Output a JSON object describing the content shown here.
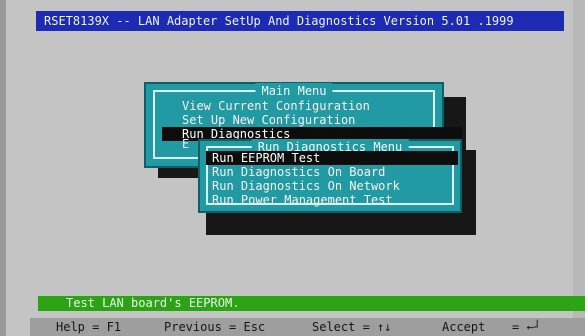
{
  "title": "RSET8139X -- LAN Adapter SetUp And Diagnostics Version 5.01 .1999",
  "main_menu": {
    "title": "Main Menu",
    "items": [
      {
        "label": "View Current Configuration"
      },
      {
        "label": "Set Up New Configuration"
      },
      {
        "label": "Run Diagnostics"
      }
    ],
    "partial_item": "E",
    "selected_index": 2
  },
  "diagnostics_menu": {
    "title": "Run Diagnostics Menu",
    "items": [
      {
        "label": "Run EEPROM Test"
      },
      {
        "label": "Run Diagnostics On Board"
      },
      {
        "label": "Run Diagnostics On Network"
      },
      {
        "label": "Run Power Management Test"
      }
    ],
    "selected_index": 0
  },
  "status_text": "Test LAN board's EEPROM.",
  "hints": {
    "help": "Help = F1",
    "previous": "Previous = Esc",
    "select": "Select = ↑↓",
    "accept": "Accept",
    "accept_key": "= ←┘"
  },
  "colors": {
    "title_bg": "#1c2ab4",
    "menu_bg": "#229aa4",
    "status_bg": "#2ba314",
    "selected_bg": "#0d0d0d",
    "screen_bg": "#c4c4c4"
  }
}
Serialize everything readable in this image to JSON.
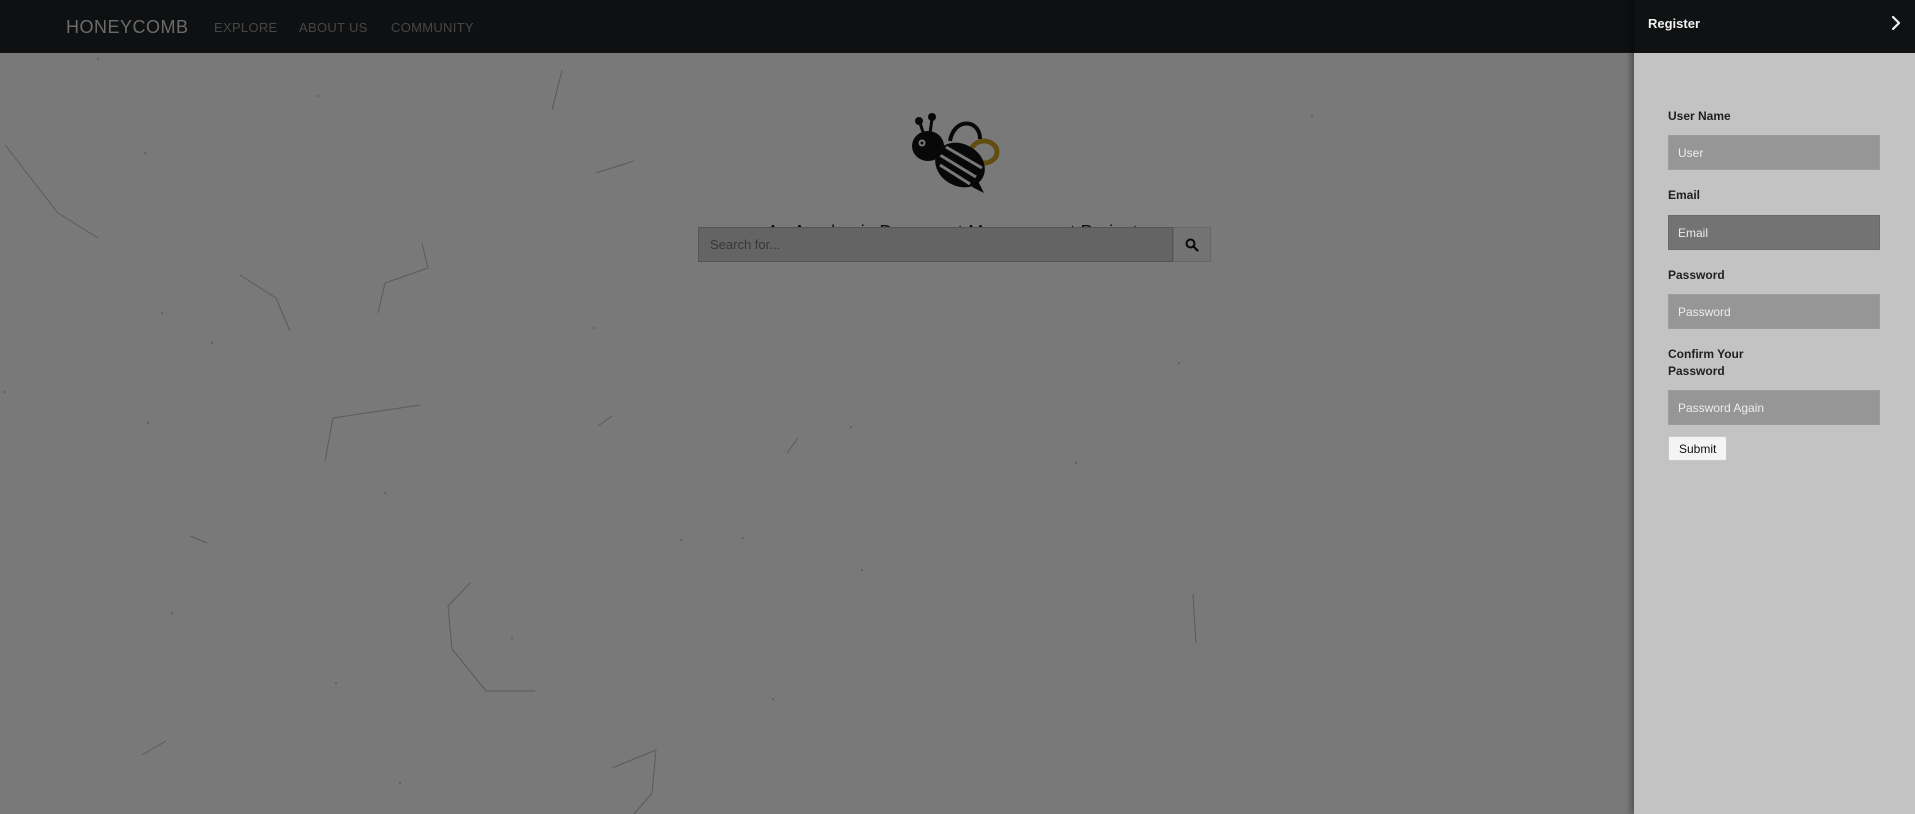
{
  "navbar": {
    "brand": "HONEYCOMB",
    "links": [
      "EXPLORE",
      "ABOUT US",
      "COMMUNITY"
    ]
  },
  "hero": {
    "logo_icon": "bee-icon",
    "tagline": "An Academic Document Management Project.",
    "search_placeholder": "Search for...",
    "search_icon": "search-icon"
  },
  "drawer": {
    "title": "Register",
    "close_icon": "chevron-right-icon",
    "fields": {
      "username_label": "User Name",
      "username_placeholder": "User",
      "email_label": "Email",
      "email_placeholder": "Email",
      "password_label": "Password",
      "password_placeholder": "Password",
      "confirm_label": "Confirm Your Password",
      "confirm_placeholder": "Password Again"
    },
    "submit_label": "Submit"
  },
  "colors": {
    "navbar": "#1e2124",
    "drawer_header": "#0f1113",
    "drawer_body": "#c3c3c3",
    "bee_accent": "#d4a92a"
  }
}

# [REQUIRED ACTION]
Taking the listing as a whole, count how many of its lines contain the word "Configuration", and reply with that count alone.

# [EXERCISE RESULT]
2